Dr Yuanyuan Shi

PhD Graduate
Department of Engineering

University of Barcelona

Yuanyuan Shi received her bachelor's degree in 2013, and master's degree in 2015. She has just defended her PhD thesis about two dimensional materials based electronic synapses for neuromorphic applications in July 2018 at University of Barcelona in Spain. She was a visiting PhD student at Stanford University for one year. Until now, Yuanyuan has already published 38 research papers (13 as first author, including Nature Electronics, IEDM etc), one book chapter and registered two international patents, one of which (WO2016/074305) has received 1 M$ investment to create a start-up and introducing this product in the market. She has attended 12 international conferences, and given 6 talks in these conferences. She has received the national award from the Ministry of Education of China, and is a student member of Royal Society of Chemistry (RSC), IEEE and Electron Device Society (EDS). She is also severing as an active reviewer for several international journals, such as Scientific Reports, Thin Solid Films, ChemElectroChem and others. 

Two Dimensional Materials Based Electronic Synapses for Neuromorphic Applications

Electronic machines and computers have experienced a huge development during the last four decades, mainly thanks to the continuous scaling down of the hardware responsible of information processing and storage (i.e. transistors). However, as the size of these devices approaches inter-atomic distances, the fabrication costs increase exponentially. In order to solve this problem, the industry has started to consider new system architectures and hardware for processing and storing information. Inspired by nature, scientists and engineers have focused their attention on the human brain, which is the most powerful system known. 


The human brain can easily perform an infinity of operations that computers cannot do, it can naturally learn by adapting its physical structure, and it consumes much less energy. The reason is that human brains use a very sophisticated and dense neural network that process and stores the information in parallel. This massive parallelism is the genuine feature that even the most powerful computers developed to date cannot match, as they all rely in an architecture that process and stores information independently, creating a bottleneck that limits their performance. Therefore, emulating the functioning of the human brain using electronic circuits is extremely important, and it has become an obsession for the biggest enterprises. 


The first artificial neural networks for artificial intelligence (AI) systems relied on the use of field effect transistors, as they has been the basis of all modern electronic devices. However, recent studies indicate that memristors may be more suitable to emulate the interaction between neurons.
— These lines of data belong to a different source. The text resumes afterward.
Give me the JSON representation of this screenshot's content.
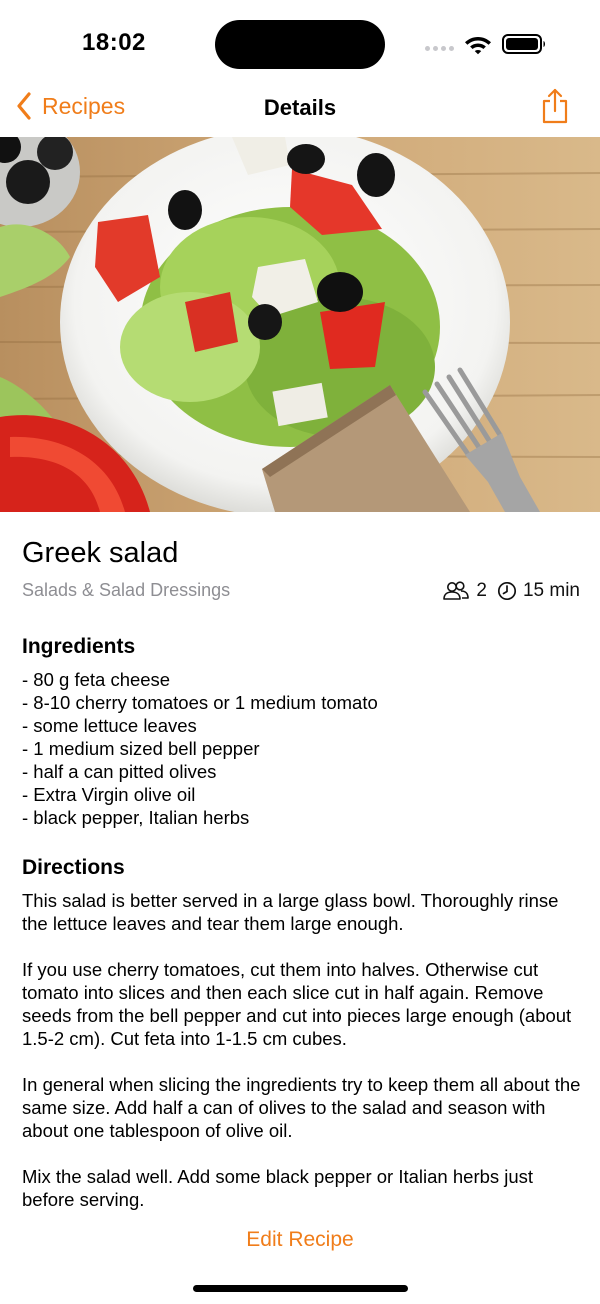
{
  "status_bar": {
    "time": "18:02"
  },
  "nav": {
    "back_label": "Recipes",
    "title": "Details"
  },
  "recipe": {
    "title": "Greek salad",
    "category": "Salads & Salad Dressings",
    "servings": "2",
    "time": "15 min",
    "ingredients_heading": "Ingredients",
    "ingredients": [
      "- 80 g feta cheese",
      "- 8-10 cherry tomatoes or 1 medium tomato",
      "- some lettuce leaves",
      "- 1 medium sized bell pepper",
      "- half a can pitted olives",
      "- Extra Virgin olive oil",
      "- black pepper, Italian herbs"
    ],
    "directions_heading": "Directions",
    "directions": [
      "This salad is better served in a large glass bowl. Thoroughly rinse the lettuce leaves and tear them large enough.",
      "If you use cherry tomatoes, cut them into halves. Otherwise cut tomato into slices and then each slice cut in half again. Remove seeds from the bell pepper and cut into pieces large enough (about 1.5-2 cm). Cut feta into 1-1.5 cm cubes.",
      "In general when slicing the ingredients try to keep them all about the same size. Add half a can of olives to the salad and season with about one tablespoon of olive oil.",
      "Mix the salad well. Add some black pepper or Italian herbs just before serving."
    ]
  },
  "actions": {
    "edit_label": "Edit Recipe"
  },
  "colors": {
    "accent": "#f07d1a",
    "secondary_text": "#8e8e93"
  },
  "icons": {
    "back": "chevron-left-icon",
    "share": "share-icon",
    "servings": "people-icon",
    "time": "clock-icon"
  }
}
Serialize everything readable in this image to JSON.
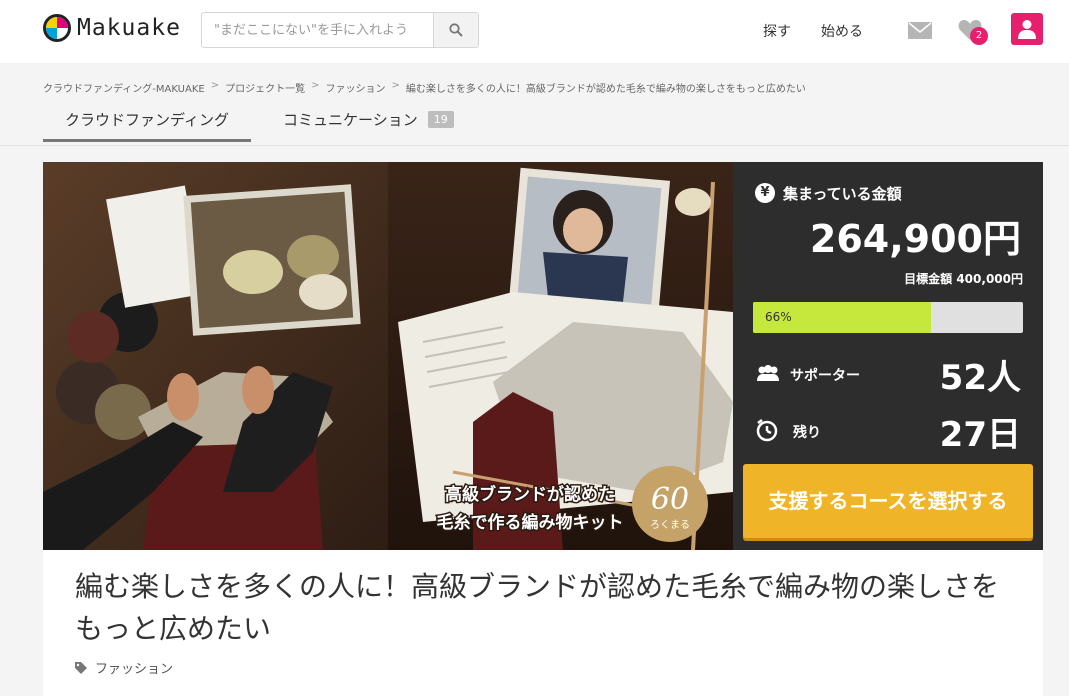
{
  "header": {
    "logo_text": "Makuake",
    "search_placeholder": "\"まだここにない\"を手に入れよう",
    "nav": [
      "探す",
      "始める"
    ],
    "notification_count": "2",
    "accent_color": "#e7206d"
  },
  "breadcrumb": [
    "クラウドファンディング-MAKUAKE",
    "プロジェクト一覧",
    "ファッション",
    "編む楽しさを多くの人に！高級ブランドが認めた毛糸で編み物の楽しさをもっと広めたい"
  ],
  "breadcrumb_sep": ">",
  "tabs": [
    {
      "label": "クラウドファンディング",
      "active": true
    },
    {
      "label": "コミュニケーション",
      "count": "19"
    }
  ],
  "hero": {
    "caption_line1": "高級ブランドが認めた",
    "caption_line2": "毛糸で作る編み物キット",
    "badge_number": "60",
    "badge_text": "ろくまる"
  },
  "stats": {
    "yen_symbol": "¥",
    "collected_label": "集まっている金額",
    "amount": "264,900円",
    "target": "目標金額 400,000円",
    "progress_percent": 66,
    "progress_text": "66%",
    "supporters_label": "サポーター",
    "supporters_value": "52人",
    "remaining_label": "残り",
    "remaining_value": "27日",
    "cta_label": "支援するコースを選択する",
    "cta_color": "#f0b428",
    "progress_color": "#c6e83c"
  },
  "project": {
    "title": "編む楽しさを多くの人に！高級ブランドが認めた毛糸で編み物の楽しさをもっと広めたい",
    "category": "ファッション"
  }
}
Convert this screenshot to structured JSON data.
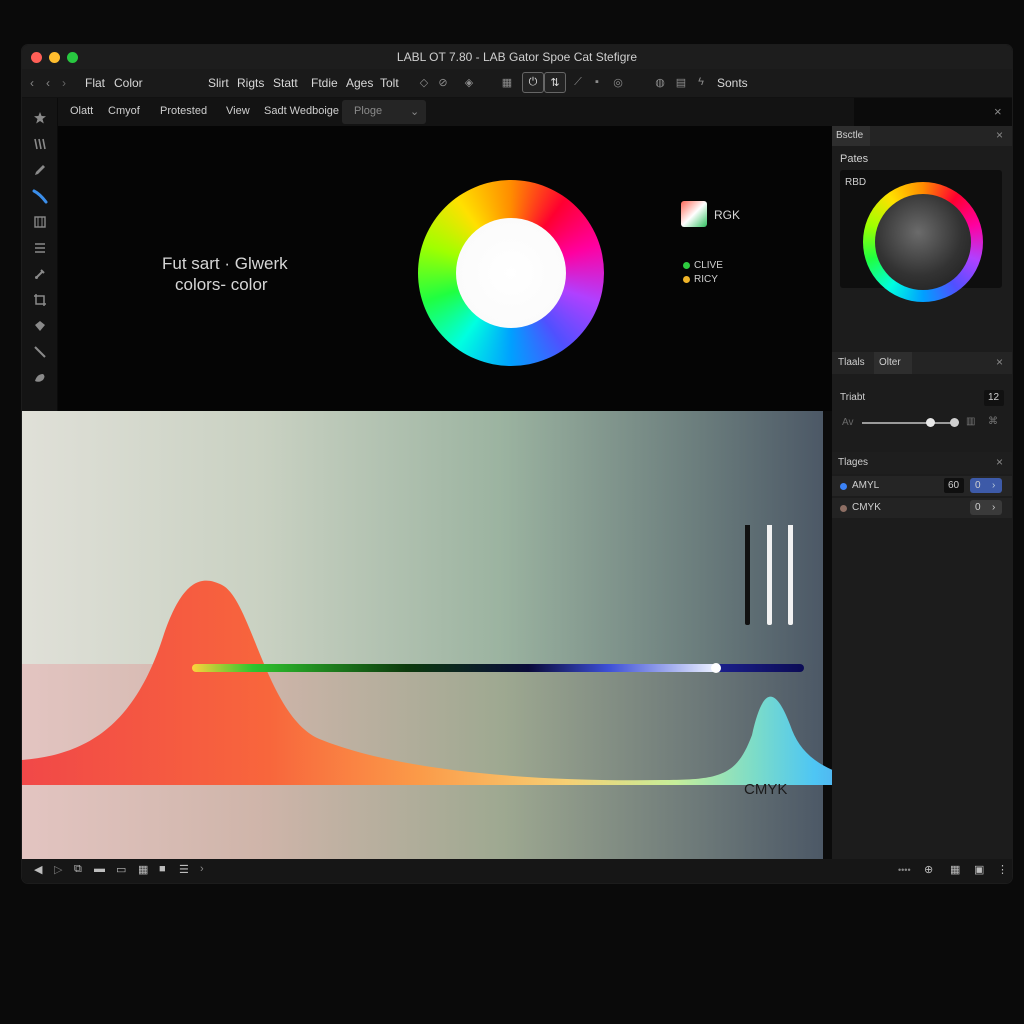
{
  "window": {
    "title": "LABL OT 7.80 - LAB Gator Spoe Cat Stefigre",
    "traffic_colors": [
      "#ff5f57",
      "#ffbd2e",
      "#28c840"
    ]
  },
  "menubar": {
    "nav_back": "‹",
    "nav_fwd": "‹",
    "nav_more": "›",
    "items": [
      "Flat",
      "Color",
      "Slirt",
      "Rigts",
      "Statt",
      "Ftdie",
      "Ages",
      "Tolt"
    ],
    "sonts": "Sonts"
  },
  "tabs": {
    "items": [
      "Olatt",
      "Cmyof",
      "Protested",
      "View",
      "Sadt Wedboige",
      "Ploge"
    ],
    "dropdown_caret": "⌄",
    "close": "×"
  },
  "canvas": {
    "caption_line1": "Fut sart · Glwerk",
    "caption_line2": "colors- color",
    "swatch_label": "RGK",
    "legend": [
      {
        "label": "CLIVE",
        "color": "#2ecc40"
      },
      {
        "label": "RICY",
        "color": "#f0b429"
      }
    ]
  },
  "spectrum": {
    "label": "CMYK",
    "slider_value": 0.82
  },
  "sidebar": {
    "panel1": {
      "tab": "Bsctle",
      "close": "×",
      "section": "Pates",
      "preview_label": "RBD"
    },
    "panel2": {
      "tabs": [
        "Tlaals",
        "Olter"
      ],
      "close": "×",
      "field_label": "Triabt",
      "field_value": "12",
      "slider_label": "Av",
      "slider_value": 0.9
    },
    "panel3": {
      "title": "Tlages",
      "close": "×",
      "rows": [
        {
          "name": "AMYL",
          "value": "60",
          "chip": "0",
          "color": "#3b82f6"
        },
        {
          "name": "CMYK",
          "value": "",
          "chip": "0",
          "color": "#8d6e63"
        }
      ]
    }
  },
  "statusbar": {
    "dots": "••••"
  }
}
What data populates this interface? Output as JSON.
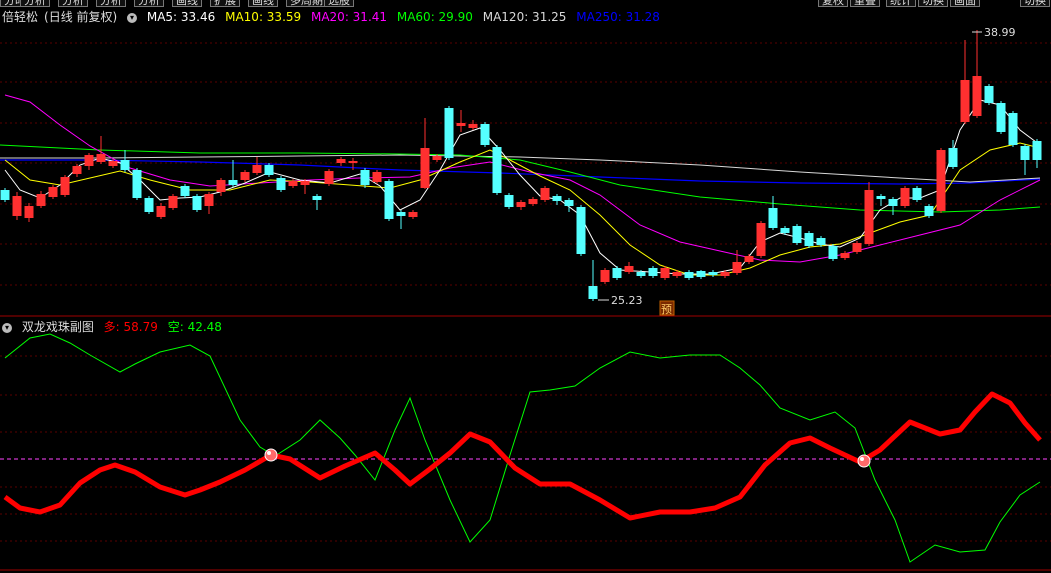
{
  "toolbar": {
    "left_items": [
      "分时",
      "分析",
      "分析",
      "分析",
      "分析",
      "画线",
      "扩展",
      "画线",
      "多周期",
      "选股"
    ],
    "right_items": [
      "复权",
      "重叠",
      "统计",
      "切换",
      "画面",
      "切换"
    ]
  },
  "main_panel": {
    "stock_name": "倍轻松",
    "period_label": "(日线 前复权)",
    "ma_labels": [
      {
        "text": "MA5: 33.46",
        "color": "#ffffff"
      },
      {
        "text": "MA10: 33.59",
        "color": "#ffff00"
      },
      {
        "text": "MA20: 31.41",
        "color": "#ff00ff"
      },
      {
        "text": "MA60: 29.90",
        "color": "#00ff00"
      },
      {
        "text": "MA120: 31.25",
        "color": "#d8d8d8"
      },
      {
        "text": "MA250: 31.28",
        "color": "#0000ff"
      }
    ],
    "high_label": "38.99",
    "low_label": "25.23",
    "forecast_badge": "预"
  },
  "sub_panel": {
    "title": "双龙戏珠副图",
    "long_label": "多: 58.79",
    "short_label": "空: 42.48",
    "long_color": "#ff0000",
    "short_color": "#00ff00"
  },
  "colors": {
    "up": "#ff3030",
    "down": "#55ffff",
    "grid": "#5a0000",
    "divider": "#a00000"
  }
}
More specifically, two neurons interact to each other through a synapse, which is a thin membrane that change its resistivity based on the electrical impulses released by the two neurons. The structure and working principle of synapses is strikingly similar to that of memristors, which moreover show the advantage of a simpler structure and a lower fabrication cost compared to transistors. 


However, not all memristors are suitable for emulating biological synapses. Most traditional memristors change their resistivity between two different states when a specific electrical impulse is applied. However, synapses change their resistivity with the time in a dynamic way, following some specific learning rules. In this PhD thesis I carry out a deep study about resistive switching in different materials, and I fabricate memristive devices that can accurately resemble several synaptic behaviors. One of the most innovative aspect of my investigation is that I use a new dielectric material (called hexagonal boron nitride) that holds a layered structure, and thanks to it my memristors show several properties never observed before.